Data extracted from a collection:
:::
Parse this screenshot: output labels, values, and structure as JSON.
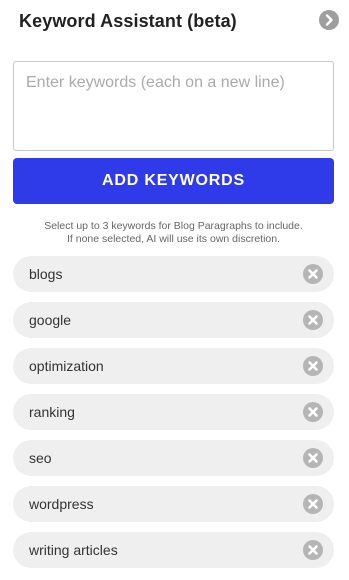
{
  "header": {
    "title": "Keyword Assistant (beta)",
    "collapse_icon": "chevron-right-circle-icon"
  },
  "input": {
    "value": "",
    "placeholder": "Enter keywords (each on a new line)"
  },
  "add_button": {
    "label": "ADD KEYWORDS",
    "color": "#2f3be8"
  },
  "hint": {
    "line1": "Select up to 3 keywords for Blog Paragraphs to include.",
    "line2": "If none selected, AI will use its own discretion."
  },
  "keywords": [
    {
      "label": "blogs",
      "remove_icon": "remove-x-circle-icon"
    },
    {
      "label": "google",
      "remove_icon": "remove-x-circle-icon"
    },
    {
      "label": "optimization",
      "remove_icon": "remove-x-circle-icon"
    },
    {
      "label": "ranking",
      "remove_icon": "remove-x-circle-icon"
    },
    {
      "label": "seo",
      "remove_icon": "remove-x-circle-icon"
    },
    {
      "label": "wordpress",
      "remove_icon": "remove-x-circle-icon"
    },
    {
      "label": "writing articles",
      "remove_icon": "remove-x-circle-icon"
    }
  ]
}
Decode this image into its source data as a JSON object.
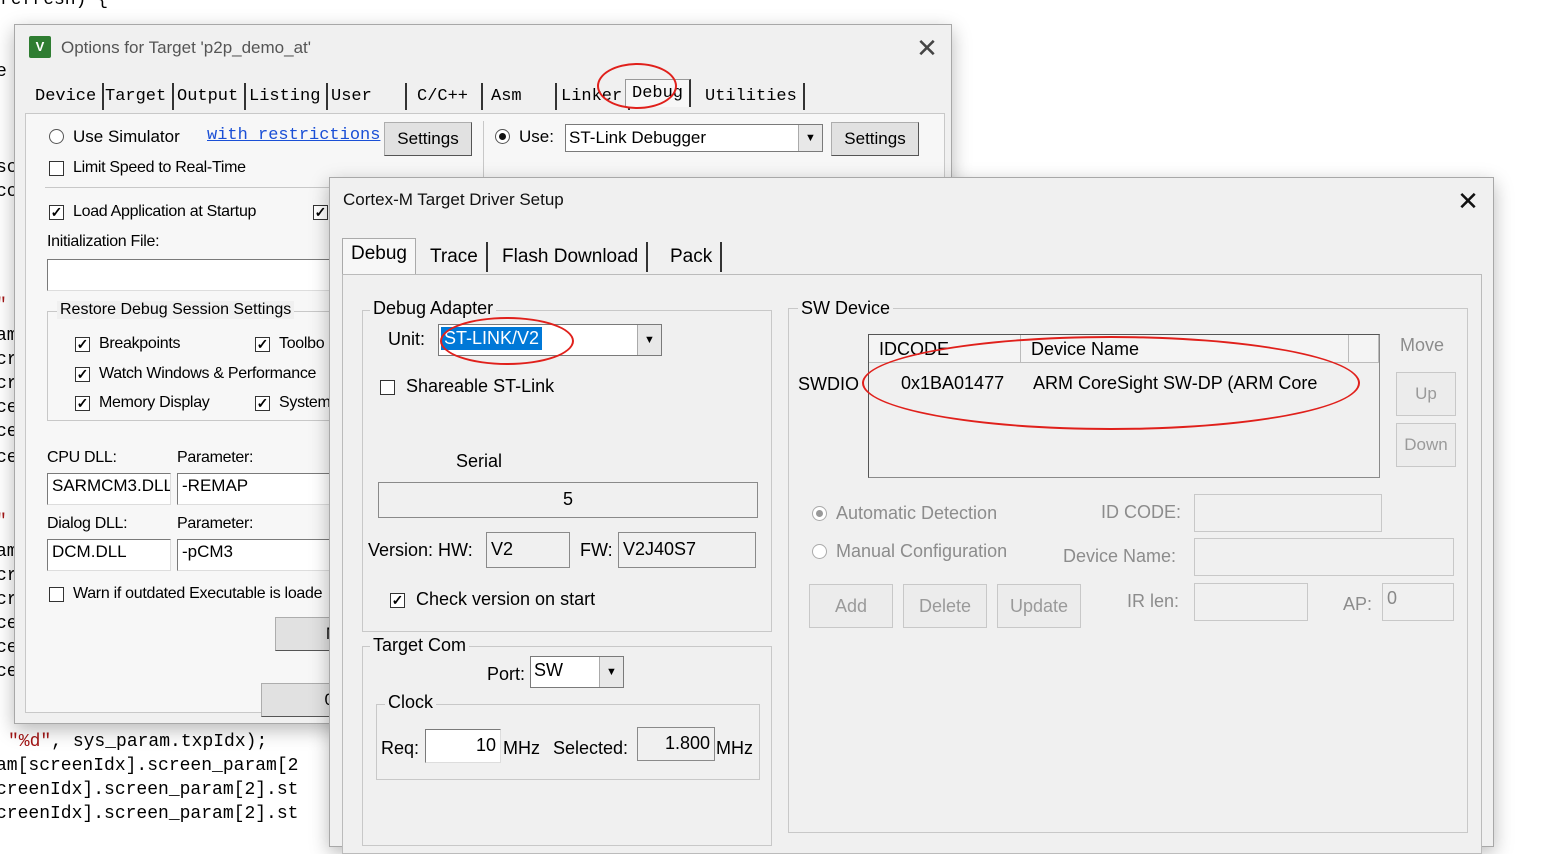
{
  "background_code": {
    "top": "refresh) {",
    "bottom_lines": [
      {
        "pre": "",
        "str": "\"%d\"",
        "post": ", sys_param.txpIdx);"
      },
      {
        "pre": "am[screenIdx].screen_param[2",
        "str": "",
        "post": ""
      },
      {
        "pre": "creenIdx].screen_param[2].st",
        "str": "",
        "post": ""
      },
      {
        "pre": "creenIdx].screen_param[2].st",
        "str": "",
        "post": ""
      }
    ],
    "left_chars": [
      "e",
      "sc",
      "cc",
      "\"",
      "am",
      "cr",
      "cr",
      "ce",
      "ce",
      "ce",
      "\"",
      "am",
      "cr",
      "cr",
      "ce",
      "ce",
      "ce"
    ]
  },
  "options_window": {
    "title": "Options for Target 'p2p_demo_at'",
    "tabs": [
      "Device",
      "Target",
      "Output",
      "Listing",
      "User",
      "C/C++",
      "Asm",
      "Linker",
      "Debug",
      "Utilities"
    ],
    "use_simulator": "Use Simulator",
    "with_restrictions": "with restrictions",
    "settings": "Settings",
    "limit_speed": "Limit Speed to Real-Time",
    "use": "Use:",
    "debugger": "ST-Link Debugger",
    "load_app": "Load Application at Startup",
    "init_file": "Initialization File:",
    "restore_session": "Restore Debug Session Settings",
    "breakpoints": "Breakpoints",
    "toolbox": "Toolbo",
    "watch_windows": "Watch Windows & Performance",
    "memory_display": "Memory Display",
    "system": "System",
    "cpu_dll": "CPU DLL:",
    "parameter": "Parameter:",
    "cpu_dll_value": "SARMCM3.DLL",
    "cpu_param_value": "-REMAP",
    "dialog_dll": "Dialog DLL:",
    "dialog_dll_value": "DCM.DLL",
    "dialog_param_value": "-pCM3",
    "warn_outdated": "Warn if outdated Executable is loade",
    "manage_btn": "M",
    "ok_btn": "0"
  },
  "driver_window": {
    "title": "Cortex-M Target Driver Setup",
    "tabs": [
      "Debug",
      "Trace",
      "Flash Download",
      "Pack"
    ],
    "debug_adapter": {
      "title": "Debug Adapter",
      "unit_label": "Unit:",
      "unit_value": "ST-LINK/V2",
      "shareable": "Shareable ST-Link",
      "serial_label": "Serial",
      "serial_value": "5",
      "version_hw_label": "Version: HW:",
      "hw_value": "V2",
      "fw_label": "FW:",
      "fw_value": "V2J40S7",
      "check_version": "Check version on start"
    },
    "target_com": {
      "title": "Target Com",
      "port_label": "Port:",
      "port_value": "SW",
      "clock_title": "Clock",
      "req_label": "Req:",
      "req_value": "10",
      "mhz": "MHz",
      "selected_label": "Selected:",
      "selected_value": "1.800"
    },
    "sw_device": {
      "title": "SW Device",
      "col_idcode": "IDCODE",
      "col_device_name": "Device Name",
      "row_label": "SWDIO",
      "row_idcode": "0x1BA01477",
      "row_device_name": "ARM CoreSight SW-DP (ARM Core",
      "move": "Move",
      "up": "Up",
      "down": "Down",
      "auto_detect": "Automatic Detection",
      "manual_config": "Manual Configuration",
      "id_code_label": "ID CODE:",
      "device_name_label": "Device Name:",
      "add": "Add",
      "delete": "Delete",
      "update": "Update",
      "ir_len_label": "IR len:",
      "ap_label": "AP:",
      "ap_value": "0"
    }
  },
  "colors": {
    "annotation": "#e0201b",
    "selection": "#0078d7",
    "link": "#1a4fd6"
  }
}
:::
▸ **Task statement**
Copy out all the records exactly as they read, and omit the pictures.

▸ **Written solution**
Parse this screenshot: output labels, values, and structure as JSON.
{
  "header": {
    "title": "Keyword Assistant (beta)",
    "collapse_icon": "chevron-right-circle-icon"
  },
  "input": {
    "value": "",
    "placeholder": "Enter keywords (each on a new line)"
  },
  "add_button": {
    "label": "ADD KEYWORDS",
    "color": "#2f3be8"
  },
  "hint": {
    "line1": "Select up to 3 keywords for Blog Paragraphs to include.",
    "line2": "If none selected, AI will use its own discretion."
  },
  "keywords": [
    {
      "label": "blogs",
      "remove_icon": "remove-x-circle-icon"
    },
    {
      "label": "google",
      "remove_icon": "remove-x-circle-icon"
    },
    {
      "label": "optimization",
      "remove_icon": "remove-x-circle-icon"
    },
    {
      "label": "ranking",
      "remove_icon": "remove-x-circle-icon"
    },
    {
      "label": "seo",
      "remove_icon": "remove-x-circle-icon"
    },
    {
      "label": "wordpress",
      "remove_icon": "remove-x-circle-icon"
    },
    {
      "label": "writing articles",
      "remove_icon": "remove-x-circle-icon"
    }
  ]
}
Decode this image into its source data as a JSON object.
{
  "background_code": {
    "top": "refresh) {",
    "bottom_lines": [
      {
        "pre": "",
        "str": "\"%d\"",
        "post": ", sys_param.txpIdx);"
      },
      {
        "pre": "am[screenIdx].screen_param[2",
        "str": "",
        "post": ""
      },
      {
        "pre": "creenIdx].screen_param[2].st",
        "str": "",
        "post": ""
      },
      {
        "pre": "creenIdx].screen_param[2].st",
        "str": "",
        "post": ""
      }
    ],
    "left_chars": [
      "e",
      "sc",
      "cc",
      "\"",
      "am",
      "cr",
      "cr",
      "ce",
      "ce",
      "ce",
      "\"",
      "am",
      "cr",
      "cr",
      "ce",
      "ce",
      "ce"
    ]
  },
  "options_window": {
    "title": "Options for Target 'p2p_demo_at'",
    "tabs": [
      "Device",
      "Target",
      "Output",
      "Listing",
      "User",
      "C/C++",
      "Asm",
      "Linker",
      "Debug",
      "Utilities"
    ],
    "use_simulator": "Use Simulator",
    "with_restrictions": "with restrictions",
    "settings": "Settings",
    "limit_speed": "Limit Speed to Real-Time",
    "use": "Use:",
    "debugger": "ST-Link Debugger",
    "load_app": "Load Application at Startup",
    "init_file": "Initialization File:",
    "restore_session": "Restore Debug Session Settings",
    "breakpoints": "Breakpoints",
    "toolbox": "Toolbo",
    "watch_windows": "Watch Windows & Performance",
    "memory_display": "Memory Display",
    "system": "System",
    "cpu_dll": "CPU DLL:",
    "parameter": "Parameter:",
    "cpu_dll_value": "SARMCM3.DLL",
    "cpu_param_value": "-REMAP",
    "dialog_dll": "Dialog DLL:",
    "dialog_dll_value": "DCM.DLL",
    "dialog_param_value": "-pCM3",
    "warn_outdated": "Warn if outdated Executable is loade",
    "manage_btn": "M",
    "ok_btn": "0"
  },
  "driver_window": {
    "title": "Cortex-M Target Driver Setup",
    "tabs": [
      "Debug",
      "Trace",
      "Flash Download",
      "Pack"
    ],
    "debug_adapter": {
      "title": "Debug Adapter",
      "unit_label": "Unit:",
      "unit_value": "ST-LINK/V2",
      "shareable": "Shareable ST-Link",
      "serial_label": "Serial",
      "serial_value": "5",
      "version_hw_label": "Version: HW:",
      "hw_value": "V2",
      "fw_label": "FW:",
      "fw_value": "V2J40S7",
      "check_version": "Check version on start"
    },
    "target_com": {
      "title": "Target Com",
      "port_label": "Port:",
      "port_value": "SW",
      "clock_title": "Clock",
      "req_label": "Req:",
      "req_value": "10",
      "mhz": "MHz",
      "selected_label": "Selected:",
      "selected_value": "1.800"
    },
    "sw_device": {
      "title": "SW Device",
      "col_idcode": "IDCODE",
      "col_device_name": "Device Name",
      "row_label": "SWDIO",
      "row_idcode": "0x1BA01477",
      "row_device_name": "ARM CoreSight SW-DP (ARM Core",
      "move": "Move",
      "up": "Up",
      "down": "Down",
      "auto_detect": "Automatic Detection",
      "manual_config": "Manual Configuration",
      "id_code_label": "ID CODE:",
      "device_name_label": "Device Name:",
      "add": "Add",
      "delete": "Delete",
      "update": "Update",
      "ir_len_label": "IR len:",
      "ap_label": "AP:",
      "ap_value": "0"
    }
  },
  "colors": {
    "annotation": "#e0201b",
    "selection": "#0078d7",
    "link": "#1a4fd6"
  }
}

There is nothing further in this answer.